There were a thousand photos I wanted to take on this run. Surrounded by empty corn field, crows on power lines overhead, houses sitting silent on top of a hill, fog rolling through the valley.
If I can’t show it, if you can’t see me What’s the point of doing anything?
from St. Vincent’s ‘Digital Witness’
So I just remember that if I only took one photo from each run in 2018, that’d be 167 photos. At the end of this year, this month, this week, I should have enough photos from my adventures.
Sometimes the best ideas come about when you’re not looking for the best ideas.
Sonic Cathedral, meanwhile, came about by accident after a couple of pints. Nat Cramp had been running a club night of the same name – jokingly billed as “the night that celebrates itself” – for about 18 months when he got chatting to Mark Gardener, frontman of veteran British shoegaze band Ride. “One night, after a show at the Bodega in Nottingham, I spontaneously asked if he’d let me release a 7-inch single for him and he said yes,” Cramp remembers. “I had no idea how to make that happen and I don’t remember having any particular ambitions to run a record label either. I’d just had a couple pints and thought I’d chance my arm!” Almost 15 years later, the label is still going strong.
“Nat Cramp had been running a club night of the same name – jokingly billed as “the night that celebrates itself” – for about 18 months.”
That “by accident” is the sort of thing we don’t hear enough. Instead it’s “I FIGURED THIS OUT” or “I FOUND A WAY.” And the fact that Cramp was doing a club night “for about 18 months.” Yeah, that’s a year and a half. Of “just” doing something.
For a long time I struggled with what I should do, or what was next? I kept strangling the universe for the answer, when actually letting go provided the answer.
And then, by chance, this video hit me square in the face tonight. Before, when asked the “so what do you do” question, I would spew a bunch of internet jargon and editorial speak, and zzzzzzz….
If I would have paid attention to work I was already doing “on the side,” and seeing that it scaled, was sustainable, and profitable, I could have started Close Mondays years ago.
For me, it just took the exhaustion of running the 10 mile Broad Street Run in May 2018 . I was fried physically, and mentally I wasn’t far behind. I had to put Skull Toaster (my baby at the time) on hold, and that’s when it hit me.
When I was a bit broken.

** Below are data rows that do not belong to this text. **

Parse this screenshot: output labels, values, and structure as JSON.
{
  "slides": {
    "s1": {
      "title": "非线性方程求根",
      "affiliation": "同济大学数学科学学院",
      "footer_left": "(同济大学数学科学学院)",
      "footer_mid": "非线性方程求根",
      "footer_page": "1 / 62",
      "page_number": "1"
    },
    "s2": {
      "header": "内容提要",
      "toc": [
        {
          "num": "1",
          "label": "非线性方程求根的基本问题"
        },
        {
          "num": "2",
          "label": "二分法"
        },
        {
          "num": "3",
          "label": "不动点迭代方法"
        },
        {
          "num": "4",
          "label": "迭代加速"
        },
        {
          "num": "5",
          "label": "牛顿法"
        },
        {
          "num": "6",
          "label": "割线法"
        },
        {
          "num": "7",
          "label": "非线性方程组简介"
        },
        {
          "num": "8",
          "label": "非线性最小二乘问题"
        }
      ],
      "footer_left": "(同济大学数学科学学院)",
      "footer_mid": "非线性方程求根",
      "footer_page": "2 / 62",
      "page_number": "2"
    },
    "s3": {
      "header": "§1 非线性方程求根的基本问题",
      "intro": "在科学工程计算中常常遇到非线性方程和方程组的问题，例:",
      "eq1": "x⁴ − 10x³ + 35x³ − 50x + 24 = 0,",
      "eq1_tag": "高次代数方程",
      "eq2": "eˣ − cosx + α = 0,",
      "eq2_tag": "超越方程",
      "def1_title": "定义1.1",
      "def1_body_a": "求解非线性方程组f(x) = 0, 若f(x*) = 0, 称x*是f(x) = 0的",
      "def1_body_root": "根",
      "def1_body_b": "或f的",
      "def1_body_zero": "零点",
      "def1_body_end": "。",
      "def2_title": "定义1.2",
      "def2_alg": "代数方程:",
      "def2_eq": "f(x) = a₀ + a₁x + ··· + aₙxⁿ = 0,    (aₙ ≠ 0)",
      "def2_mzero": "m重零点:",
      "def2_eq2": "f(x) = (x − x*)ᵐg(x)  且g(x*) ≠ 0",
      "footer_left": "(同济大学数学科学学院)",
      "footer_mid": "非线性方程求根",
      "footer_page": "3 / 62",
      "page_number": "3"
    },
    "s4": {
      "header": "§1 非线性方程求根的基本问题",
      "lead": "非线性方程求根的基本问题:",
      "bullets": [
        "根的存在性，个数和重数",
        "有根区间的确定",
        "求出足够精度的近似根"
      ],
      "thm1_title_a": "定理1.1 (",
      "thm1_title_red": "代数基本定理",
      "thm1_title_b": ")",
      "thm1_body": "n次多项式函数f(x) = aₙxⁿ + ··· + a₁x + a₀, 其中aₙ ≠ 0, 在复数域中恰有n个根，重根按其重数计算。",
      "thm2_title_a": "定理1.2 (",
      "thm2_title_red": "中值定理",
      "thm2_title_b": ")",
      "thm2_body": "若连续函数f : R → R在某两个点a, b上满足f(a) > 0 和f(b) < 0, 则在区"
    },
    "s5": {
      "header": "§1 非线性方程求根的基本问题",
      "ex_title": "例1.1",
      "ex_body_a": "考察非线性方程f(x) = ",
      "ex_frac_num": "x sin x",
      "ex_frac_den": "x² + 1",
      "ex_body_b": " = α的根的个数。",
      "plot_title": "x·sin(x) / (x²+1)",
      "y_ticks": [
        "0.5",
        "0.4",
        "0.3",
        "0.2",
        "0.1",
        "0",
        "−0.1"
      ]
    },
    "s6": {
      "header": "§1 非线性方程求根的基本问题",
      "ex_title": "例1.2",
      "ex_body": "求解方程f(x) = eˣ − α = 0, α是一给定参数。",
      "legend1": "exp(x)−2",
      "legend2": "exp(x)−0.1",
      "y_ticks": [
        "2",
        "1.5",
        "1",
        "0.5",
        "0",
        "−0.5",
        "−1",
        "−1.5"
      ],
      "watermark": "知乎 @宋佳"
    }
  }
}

It didn’t come from meetings, cursing the heavens, playing around with some numbers on a note pad… it took being completely exhausted for the message to get through.
Like Cramp above, “just” doing a club night for a year and a half led to the next thing. Developing a running “practice” got me here. Because when running, I can’t scroll through social media for the answers. There’s no time for pity parties when running. There’s focus, and distraction, both at the same time.
I could focus on the running when running, and thinking about running, and planning for races. And running was also a distraction, something that pulled me away from the idea that if I just looked hard enough the answer would come.
It was about 50F on New Years Day, so I set off for the Paulinskill Valley Trail in Blairstown, NJ, a 25+ mile trail that was perfect for my first run since resting most of December (after hitting 801 miles for all of 2018).
I was up until 4am the night before, ringing in the new year with some lovely friends in NJ, and I fueled for this run with a few adult beverages, donuts, and nacho cheese deep. Perfect.
The trail was flat as a pancake, and just as spongy since it had been raining. My shoes got muddy, and my bones creaked a little, but overall this was a comfortable, easy run, just getting the body used to running again.
It was just about 30 or 40 minutes, nice and easy, out and back. Once I hit the waterfall at Paulina Lake (above), I ran back on Rt 94. I bore easily covering the same ground, and I really wanted to get a feel for running on the road again, and it felt great.
The best part was just being outside, able to trot along, and feel the legs moving again. This was certainly a nice setting to get back to that.